Element data from apps and pages:
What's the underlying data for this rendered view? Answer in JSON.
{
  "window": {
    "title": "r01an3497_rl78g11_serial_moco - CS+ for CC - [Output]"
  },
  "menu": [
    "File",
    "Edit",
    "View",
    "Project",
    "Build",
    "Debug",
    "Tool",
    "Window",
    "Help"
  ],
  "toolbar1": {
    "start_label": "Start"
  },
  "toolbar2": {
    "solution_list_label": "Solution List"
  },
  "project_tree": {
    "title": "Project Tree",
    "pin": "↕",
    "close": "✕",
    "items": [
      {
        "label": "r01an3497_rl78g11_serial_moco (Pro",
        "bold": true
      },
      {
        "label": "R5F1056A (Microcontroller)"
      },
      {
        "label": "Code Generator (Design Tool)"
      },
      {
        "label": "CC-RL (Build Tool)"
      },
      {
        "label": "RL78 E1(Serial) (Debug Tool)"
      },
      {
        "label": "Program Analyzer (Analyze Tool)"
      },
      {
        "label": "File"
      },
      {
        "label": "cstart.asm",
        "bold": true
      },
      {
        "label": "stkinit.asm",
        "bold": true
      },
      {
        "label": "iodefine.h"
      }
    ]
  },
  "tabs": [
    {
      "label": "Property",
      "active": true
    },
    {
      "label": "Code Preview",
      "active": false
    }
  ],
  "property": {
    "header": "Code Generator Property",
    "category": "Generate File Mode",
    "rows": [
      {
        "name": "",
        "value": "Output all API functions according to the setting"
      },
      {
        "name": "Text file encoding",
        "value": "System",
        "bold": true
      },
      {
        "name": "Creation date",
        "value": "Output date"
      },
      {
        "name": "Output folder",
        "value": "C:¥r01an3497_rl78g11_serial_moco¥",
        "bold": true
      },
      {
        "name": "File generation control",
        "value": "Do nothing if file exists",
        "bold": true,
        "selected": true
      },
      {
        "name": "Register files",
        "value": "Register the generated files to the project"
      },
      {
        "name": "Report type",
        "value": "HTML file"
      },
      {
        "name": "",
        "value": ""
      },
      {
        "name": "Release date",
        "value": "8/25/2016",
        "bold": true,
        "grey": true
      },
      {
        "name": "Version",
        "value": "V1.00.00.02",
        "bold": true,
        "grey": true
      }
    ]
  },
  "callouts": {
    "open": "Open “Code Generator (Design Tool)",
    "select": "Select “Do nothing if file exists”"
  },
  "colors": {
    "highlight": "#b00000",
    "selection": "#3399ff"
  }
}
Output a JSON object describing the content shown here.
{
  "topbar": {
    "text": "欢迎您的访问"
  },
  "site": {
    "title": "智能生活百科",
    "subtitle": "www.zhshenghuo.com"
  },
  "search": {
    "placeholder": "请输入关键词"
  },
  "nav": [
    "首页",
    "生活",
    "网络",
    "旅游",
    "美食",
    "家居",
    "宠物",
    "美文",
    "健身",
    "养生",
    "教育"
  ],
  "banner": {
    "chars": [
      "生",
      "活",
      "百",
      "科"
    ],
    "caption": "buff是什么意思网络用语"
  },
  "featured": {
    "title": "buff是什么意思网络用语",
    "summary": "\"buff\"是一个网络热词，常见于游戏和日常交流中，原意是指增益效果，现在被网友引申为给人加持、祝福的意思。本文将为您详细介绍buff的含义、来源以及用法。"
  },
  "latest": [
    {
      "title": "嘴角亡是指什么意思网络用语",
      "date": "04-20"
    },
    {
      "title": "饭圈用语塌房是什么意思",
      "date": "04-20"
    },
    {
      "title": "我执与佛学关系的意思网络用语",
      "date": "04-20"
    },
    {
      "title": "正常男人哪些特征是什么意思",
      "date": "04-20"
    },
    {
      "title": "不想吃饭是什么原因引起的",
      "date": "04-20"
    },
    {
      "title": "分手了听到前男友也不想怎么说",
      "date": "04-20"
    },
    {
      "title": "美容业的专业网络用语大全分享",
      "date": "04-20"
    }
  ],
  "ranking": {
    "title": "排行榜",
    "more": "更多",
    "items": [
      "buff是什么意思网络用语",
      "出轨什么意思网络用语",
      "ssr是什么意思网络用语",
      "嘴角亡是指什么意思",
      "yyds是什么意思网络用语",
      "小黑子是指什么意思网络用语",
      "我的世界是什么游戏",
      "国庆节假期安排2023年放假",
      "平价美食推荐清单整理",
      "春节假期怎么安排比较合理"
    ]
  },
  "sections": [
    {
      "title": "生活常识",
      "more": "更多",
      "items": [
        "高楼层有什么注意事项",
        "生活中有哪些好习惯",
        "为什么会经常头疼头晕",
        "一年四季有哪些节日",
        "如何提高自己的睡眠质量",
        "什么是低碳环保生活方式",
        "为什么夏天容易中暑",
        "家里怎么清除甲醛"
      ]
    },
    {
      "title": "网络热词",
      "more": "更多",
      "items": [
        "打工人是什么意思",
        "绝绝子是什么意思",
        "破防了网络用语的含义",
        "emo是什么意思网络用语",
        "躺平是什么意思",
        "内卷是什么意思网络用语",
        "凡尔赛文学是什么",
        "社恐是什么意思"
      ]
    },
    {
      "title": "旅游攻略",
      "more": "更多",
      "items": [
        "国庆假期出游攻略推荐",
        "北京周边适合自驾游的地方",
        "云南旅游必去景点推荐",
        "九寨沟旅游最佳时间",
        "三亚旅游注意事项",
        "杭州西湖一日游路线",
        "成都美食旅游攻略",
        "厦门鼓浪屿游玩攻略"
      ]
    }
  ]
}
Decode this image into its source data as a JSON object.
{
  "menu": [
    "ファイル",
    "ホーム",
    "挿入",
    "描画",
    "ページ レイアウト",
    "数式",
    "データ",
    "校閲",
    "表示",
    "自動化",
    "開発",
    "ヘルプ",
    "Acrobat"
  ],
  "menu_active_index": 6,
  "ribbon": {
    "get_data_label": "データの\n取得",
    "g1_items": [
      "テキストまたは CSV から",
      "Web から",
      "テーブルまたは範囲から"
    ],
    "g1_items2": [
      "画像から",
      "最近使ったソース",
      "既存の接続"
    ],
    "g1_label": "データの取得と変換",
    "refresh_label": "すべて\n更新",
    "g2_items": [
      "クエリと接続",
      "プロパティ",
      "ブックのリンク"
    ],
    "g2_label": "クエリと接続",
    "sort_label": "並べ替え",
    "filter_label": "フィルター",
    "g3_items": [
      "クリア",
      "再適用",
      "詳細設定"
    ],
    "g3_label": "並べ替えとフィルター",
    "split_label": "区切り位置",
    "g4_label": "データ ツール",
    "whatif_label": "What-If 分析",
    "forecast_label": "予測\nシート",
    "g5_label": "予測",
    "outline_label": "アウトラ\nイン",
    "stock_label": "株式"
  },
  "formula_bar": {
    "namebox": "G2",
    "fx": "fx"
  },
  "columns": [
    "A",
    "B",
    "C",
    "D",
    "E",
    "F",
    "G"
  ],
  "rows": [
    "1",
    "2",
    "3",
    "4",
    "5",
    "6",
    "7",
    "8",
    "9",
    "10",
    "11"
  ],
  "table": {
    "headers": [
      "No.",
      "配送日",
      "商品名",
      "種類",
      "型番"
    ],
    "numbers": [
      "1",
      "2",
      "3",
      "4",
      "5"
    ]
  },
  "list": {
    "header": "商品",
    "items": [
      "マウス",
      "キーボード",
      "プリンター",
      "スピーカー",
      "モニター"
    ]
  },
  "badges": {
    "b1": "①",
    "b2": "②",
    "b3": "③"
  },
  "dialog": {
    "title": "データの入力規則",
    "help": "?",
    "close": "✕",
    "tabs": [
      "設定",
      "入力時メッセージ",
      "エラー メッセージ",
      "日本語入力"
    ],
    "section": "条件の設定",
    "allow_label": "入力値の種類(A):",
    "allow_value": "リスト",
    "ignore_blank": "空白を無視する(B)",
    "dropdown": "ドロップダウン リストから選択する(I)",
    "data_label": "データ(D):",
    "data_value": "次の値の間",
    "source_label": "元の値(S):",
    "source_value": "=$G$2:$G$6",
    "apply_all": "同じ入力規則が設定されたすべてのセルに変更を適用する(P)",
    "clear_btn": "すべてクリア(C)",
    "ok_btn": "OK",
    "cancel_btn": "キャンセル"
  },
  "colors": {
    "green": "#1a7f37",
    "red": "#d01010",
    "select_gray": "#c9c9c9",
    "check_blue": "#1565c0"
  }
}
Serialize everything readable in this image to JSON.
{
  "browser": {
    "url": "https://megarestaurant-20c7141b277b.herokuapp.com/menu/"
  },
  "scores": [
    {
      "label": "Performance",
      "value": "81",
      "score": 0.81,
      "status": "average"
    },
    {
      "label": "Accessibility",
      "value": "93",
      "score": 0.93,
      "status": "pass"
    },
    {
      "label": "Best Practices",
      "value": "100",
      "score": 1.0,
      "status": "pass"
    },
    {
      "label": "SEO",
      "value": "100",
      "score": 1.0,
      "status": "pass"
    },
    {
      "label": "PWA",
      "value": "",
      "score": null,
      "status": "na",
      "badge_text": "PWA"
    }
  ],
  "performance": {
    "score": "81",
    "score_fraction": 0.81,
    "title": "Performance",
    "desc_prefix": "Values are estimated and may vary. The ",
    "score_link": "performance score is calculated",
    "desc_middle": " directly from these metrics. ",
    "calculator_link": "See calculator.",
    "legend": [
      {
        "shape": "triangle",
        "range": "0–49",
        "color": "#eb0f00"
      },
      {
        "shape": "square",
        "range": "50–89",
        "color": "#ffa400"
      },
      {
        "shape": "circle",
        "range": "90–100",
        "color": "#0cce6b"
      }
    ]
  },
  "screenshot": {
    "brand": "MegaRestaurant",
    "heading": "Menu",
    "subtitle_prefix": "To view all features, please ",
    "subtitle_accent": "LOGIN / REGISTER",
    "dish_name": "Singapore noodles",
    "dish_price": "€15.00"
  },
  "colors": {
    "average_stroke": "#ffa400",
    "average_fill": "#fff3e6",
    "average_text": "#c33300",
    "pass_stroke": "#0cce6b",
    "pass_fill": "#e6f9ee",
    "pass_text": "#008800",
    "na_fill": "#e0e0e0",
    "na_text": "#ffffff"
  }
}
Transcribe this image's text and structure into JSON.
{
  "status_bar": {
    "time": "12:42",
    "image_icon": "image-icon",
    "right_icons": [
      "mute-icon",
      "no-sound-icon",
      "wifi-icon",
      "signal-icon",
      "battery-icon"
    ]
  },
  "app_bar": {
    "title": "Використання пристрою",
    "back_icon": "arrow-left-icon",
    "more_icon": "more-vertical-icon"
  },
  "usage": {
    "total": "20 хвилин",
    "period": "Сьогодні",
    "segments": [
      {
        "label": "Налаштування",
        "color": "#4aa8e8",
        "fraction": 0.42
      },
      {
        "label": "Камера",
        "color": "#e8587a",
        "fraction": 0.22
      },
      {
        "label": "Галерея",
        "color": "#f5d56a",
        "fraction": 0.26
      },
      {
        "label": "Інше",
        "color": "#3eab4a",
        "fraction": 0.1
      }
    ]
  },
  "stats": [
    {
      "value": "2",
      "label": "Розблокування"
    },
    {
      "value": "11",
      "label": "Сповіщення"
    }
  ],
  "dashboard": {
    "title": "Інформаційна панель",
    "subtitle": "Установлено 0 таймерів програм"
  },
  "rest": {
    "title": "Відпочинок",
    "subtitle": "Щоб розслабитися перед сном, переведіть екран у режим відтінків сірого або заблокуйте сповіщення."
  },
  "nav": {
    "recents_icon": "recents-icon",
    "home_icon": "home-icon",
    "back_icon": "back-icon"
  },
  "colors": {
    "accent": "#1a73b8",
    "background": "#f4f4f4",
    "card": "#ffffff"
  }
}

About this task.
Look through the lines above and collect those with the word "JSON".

Worked solution.
What's the underlying data for this rendered view? Answer in JSON.
Output a JSON object describing the content shown here.
Decode this image into its source data as a JSON object.
Serialize everything readable in this image to JSON.
Transcribe this image's text and structure into JSON.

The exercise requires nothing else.